Navigating the year of new security compliance
Together with the headline-dominating legislation which affect most businesses – such as Australia’s Notifiable Data Breach scheme (NDB) and the European Union’s General Data Protection Regulation (GDPR) – the variety of industry specific compliance regimes Australian businesses need to comply to can threaten to overwhelm their already limited security resources.
With these legislative trends likely to continue into the next decade, finding efficient and sustainable approaches to managing compliance adherence and reporting has never been more important.
“When it comes to data security, it's quite a complicated landscape, because we're often dealing with very detailed requirements across different regions,” says Kate Healy, Principal Cyber Security Strategist for Telstra Enterprise.
“One of the easiest ways organisations can manage these requirements are through looking at your existing compliance frameworks, looking at your existing policies and procedures, to understand what applies to you and making sure these new requirements are baked into your frameworks, policies and standards.”
However, she cautions against uncritically applying old models to new legislation.
"While we can take a lot of learnings from those frameworks, such as the risk management methodologies and understanding how to track and manage those risks, it’s important we also learn how to do this in a more efficient manner."
For most organisations, the most fundamental efficiency driver will be identifying legislative overlap, where a single policy can meet multiple needs.
For instance, the Australian Government’s Notifiable Data Breach scheme requires organisations to disclose a breach within 30 days, while the GDPR requires your organisation to respond within 72 hours– making it advantageous for organisations affected by both to design their policies around the stricter of the two requirements.
"The changes to GDPR are going to be quite complicated and costly for a lot of organisations, the reason being is there's a couple of unique provisions which are going to make workflows more complicated," says Kate.
"For example, the right to be forgotten is quite a challenge for a lot of organisations. Not only do they have to make changes to their existing systems to make sure they have that capability, they also need to consider how they can make sure this is also replicated through their backups and also through their third-party suppliers."
Of course, despite the additional pressure security compliance will put on organisations in the years to come, there are benefits to taking the time to get these things right.
"At the end of the day, organisations are becoming more and more complex. We're seeing an uptake of Internet of Things, we're seeing more and more operational technology being placed onto IP networks. We're also seeing more organisations introduce Bring Your Own Devices into the organisation,” says Kate. “Complying with the regulations is not only the law, it can also help you make your business more secure for your customers, and your employees, and manage these new technologies"

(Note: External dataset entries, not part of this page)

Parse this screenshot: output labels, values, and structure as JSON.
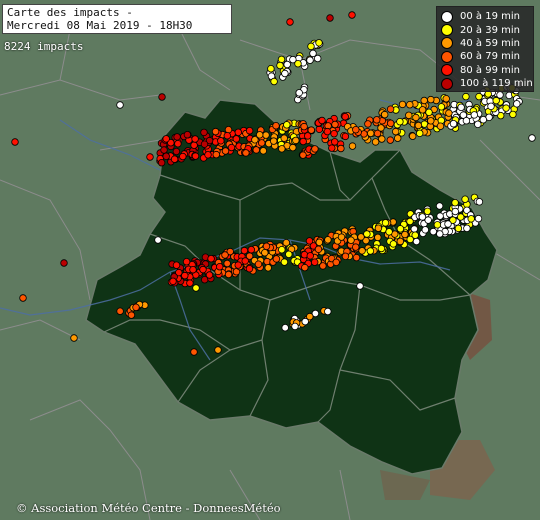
{
  "title": {
    "line1": "Carte des impacts -",
    "line2": "Mercredi 08 Mai 2019 - 18H30"
  },
  "impacts_count": "8224 impacts",
  "legend": [
    {
      "label": "00 à 19 min",
      "color": "#ffffff"
    },
    {
      "label": "20 à 39 min",
      "color": "#ffff00"
    },
    {
      "label": "40 à 59 min",
      "color": "#ff9900"
    },
    {
      "label": "60 à 79 min",
      "color": "#ff5500"
    },
    {
      "label": "80 à 99 min",
      "color": "#ff1100"
    },
    {
      "label": "100 à 119 min",
      "color": "#bb0000"
    }
  ],
  "credit": "© Association Météo Centre - DonneesMétéo",
  "colors": {
    "background_land": "#5f7a60",
    "centre_region": "#0f3315",
    "borders": "#8a8a8a",
    "rivers": "#4d6fa3",
    "relief": "#8a4d3c"
  }
}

“Compliance frameworks can actually help us in these spaces. They can bring a consistency in the organisation in ensuring we have the right security controls in place, thereby reducing cost and risk across an organisation.”Kate Healy, Principal Cyber Security Strategist, Telstra
Understanding the security of your existing data is the first step to approaching encroaching compliance. Find out how we can help you understand your position with our Cyber Security Health Check.Find out how